Wednesday, Feb. 14, 11 a.m.–noon
Horace and Hattie are hedgehogs, and the best of friends. Together, they make daisy chains, splash in puddles, and have tea parties. But there is one thing they can’t do―hug! They are too spiky. They try different ways of hugging. But will they find a hug that feels right? Join us for this adorable story about friendship by Steve Wilson and Lucy Tapper. Then create some fun Valentine’s Day crafts to take home! For all ages (adult accompaniment is required for all children); fee: FREE. Preregistration is encouraged. Maximum number of participants: 40.
The Little Wood Duck
Friday, March 9, 11 a.m.–noon
The Wood Ducks of North Carolina are nesting, and hatchlings are on the way! Join us for an endearing story about a little duck that was born slightly different from his siblings. Little Wood Duck is laughed at by other animals, but he embraces his uniqueness and uses it to save the day! This heartwarming story by Brian Wildsmith teaches the importance of sensitivity and individuality. Learn about Wood Ducks and take a short hike to look at their habitats. Then make a fun duck craft to take home! For all ages (adult accompaniment is required for all children); fee: FREE. Preregistration is encouraged. Maximum number of participants: 40.
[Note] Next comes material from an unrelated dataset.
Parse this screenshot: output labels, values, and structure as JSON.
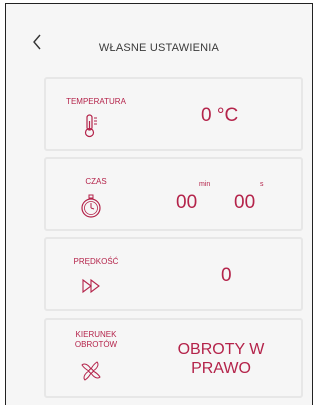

Rock Hounds Park Tour
Sunday, Jan. 7, 11 a.m.–noon
On “Old Rock Day,” come explore the rocks of Yates Mill, including those found naturally in the park and others that were brought there for mill work purposes. Take a hike to the mill dam to discover its geologic foundation and explore how rocks have been used in milling grains for thousands of years. For all ages; fee: FREE. Registration is required for all family members, and children must have adult accompaniment.
Animals in Winter
Sunday, Feb. 25, 2–3 p.m.
Winter days find many animals curled up in their dens. They sleep warmly, awakening in spring ready to enjoy the renewed Earth. Discover how animals prepare for cold weather and which ones hibernate during the winter months. Play some fun games and take a short hike around the pond to look for signs of wintering animals. For all ages; fee: FREE. Registration is required for all family members, and children must have adult accompaniment.
Tuesday, March 20, 2–3 p.m.
Celebrate the coming of Spring by going on a sensory hike around the millpond with a park naturalist. While exploring park wildlife, learn about the history, cultural traditions and science associated with the Vernal Equinox. For all ages; fee: FREE. Registration is required for all family members, and children must have adult accompaniment.